When I returned to school for the second semester, I did “find a boyfriend,” or I at least found a guy who wanted to be my boyfriend and I let him. Despite keeping him at arm’s length, he eventually wanted sex and I gave in. I remember all those times I stared at the ceiling and disassociated while he chugged away in missionary position, not touching him but allowing him to touch me. I went on birth control, he wore a condom. But one night, after a Fourth of July party, we were both tipsy and the condom somehow came off in the middle of missionary (he later admitted to pulling it off in the darkness). I was surprised and horrified as I felt him cum in me (I still remember this feeling). The next morning, July 5, I asked him to help me pay for the Morning After Pill as I had been slightly forgetful with my birth control. “I don’t know,” he told me. “Seems like your fault for forgetting your birth control and that stuff is expensive.” I didn’t press the issue further. I ate breakfast and planned to stop at the drugstore that was on the walk home to my apartment.

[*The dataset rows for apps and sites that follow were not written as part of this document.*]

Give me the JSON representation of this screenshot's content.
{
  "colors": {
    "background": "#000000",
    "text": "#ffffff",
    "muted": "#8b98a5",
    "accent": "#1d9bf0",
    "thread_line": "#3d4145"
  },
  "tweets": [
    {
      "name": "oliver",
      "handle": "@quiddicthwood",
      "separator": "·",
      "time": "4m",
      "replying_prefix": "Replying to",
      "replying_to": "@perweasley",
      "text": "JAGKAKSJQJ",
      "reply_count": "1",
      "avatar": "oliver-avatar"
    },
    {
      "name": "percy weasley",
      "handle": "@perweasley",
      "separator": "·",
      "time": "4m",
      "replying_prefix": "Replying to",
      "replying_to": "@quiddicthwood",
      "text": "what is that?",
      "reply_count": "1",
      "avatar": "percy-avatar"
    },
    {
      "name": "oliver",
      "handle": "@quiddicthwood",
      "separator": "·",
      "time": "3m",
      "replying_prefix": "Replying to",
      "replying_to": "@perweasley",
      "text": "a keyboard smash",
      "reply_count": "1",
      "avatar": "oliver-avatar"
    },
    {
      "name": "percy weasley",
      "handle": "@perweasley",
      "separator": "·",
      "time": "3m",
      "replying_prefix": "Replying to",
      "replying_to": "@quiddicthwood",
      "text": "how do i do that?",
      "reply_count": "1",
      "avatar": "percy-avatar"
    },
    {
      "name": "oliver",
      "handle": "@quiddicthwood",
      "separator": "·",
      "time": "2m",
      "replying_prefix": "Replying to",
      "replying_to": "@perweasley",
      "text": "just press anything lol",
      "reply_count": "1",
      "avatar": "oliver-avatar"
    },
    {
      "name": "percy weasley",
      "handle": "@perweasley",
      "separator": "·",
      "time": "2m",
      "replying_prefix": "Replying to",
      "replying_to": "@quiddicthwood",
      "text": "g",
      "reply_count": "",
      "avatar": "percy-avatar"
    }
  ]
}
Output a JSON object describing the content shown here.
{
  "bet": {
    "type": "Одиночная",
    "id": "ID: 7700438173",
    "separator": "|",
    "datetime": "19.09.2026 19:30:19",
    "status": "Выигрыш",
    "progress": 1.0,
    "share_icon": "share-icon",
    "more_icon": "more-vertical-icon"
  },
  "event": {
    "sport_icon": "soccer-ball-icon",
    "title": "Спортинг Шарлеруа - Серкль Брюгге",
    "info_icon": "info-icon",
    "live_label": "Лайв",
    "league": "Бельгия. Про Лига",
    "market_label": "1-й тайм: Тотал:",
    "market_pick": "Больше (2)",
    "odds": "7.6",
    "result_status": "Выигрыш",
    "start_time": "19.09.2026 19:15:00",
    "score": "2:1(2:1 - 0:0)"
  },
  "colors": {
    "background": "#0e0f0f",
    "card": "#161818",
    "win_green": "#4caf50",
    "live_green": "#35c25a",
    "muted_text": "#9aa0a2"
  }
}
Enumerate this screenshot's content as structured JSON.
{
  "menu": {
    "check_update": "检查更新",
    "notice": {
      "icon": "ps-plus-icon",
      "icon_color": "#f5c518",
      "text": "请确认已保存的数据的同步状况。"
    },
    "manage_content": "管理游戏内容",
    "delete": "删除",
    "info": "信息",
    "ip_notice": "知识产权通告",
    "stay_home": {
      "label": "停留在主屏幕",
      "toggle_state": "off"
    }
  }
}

On July 5, 2014 in Florida, the Morning After Pill cost $60 at Walgreens. It was in a tiny purple box locked in a clear case on a shelf in the Family Planning aisle, and I had to ring a bell and avoid eye contact with the pharmacist who took forever to find his key, unlock the case, and slip the purple box into a clunky anti-theft container I had to carry to the register for the cashier to unlock. “Now you can’t steal it,” he said to me, staring at my pixie cut and hoodie. At the register I overdrafted my bank account (a $35 charge) as I paid for the tiny purple box and a bottle of orange juice. I wished my boyfriend would help me pay for it. I read the instructions and swallowed the pill. I waited for my next paycheck and my next period.
To this day, I am grateful for that tiny pill that cost me $95 in total. I swallowed that pill with no physical side effects, but like Neo in the Matrix, the veil was lifted on my life. I broke up with the boyfriend after my period came, and I came out of the closet in the same month. I told my family I was a dyke and my mother and I did not speak for a year and half. Conversations with my father were awkward and tense. I gave up on pleasing people when I visited home. My family and I have gotten through our differences and our relationship has only gotten stronger. Even if they can’t say the word “girlfriend,” “partner,” or “lesbian,” we’re getting there. Swallowing the MAP allowed me to finish my education, and swallowing a metaphorical pill forced me to live my life openly and honestly. It empowered me. I am now a happy, gainfully employed, openly queer adult in Madison, WI. My story ended well, but not everyone’s does.
As the rights of people with uteruses and queer folks are stripped away, I fear that contraception will be made illegal or made inaccessible to people who need it the most. The white daughters, wives, and mistresses of conservative politicians will always be able to get the services they need. They can find the best doctors, they can buy drugs, they go on mysterious errands and vacations—there are always options for people with that level of privilege. There are and possibly will be less options for college students, for poor people, for queer people, for people of color, and for anyone who fits into one or more of those categories. Do those people deserve less options? Did I not deserve that $95 pill that possibly saved my education, my life when my ex-boyfriend betrayed me? In the eyes of the conservative judges on our Supreme Court, apparently not.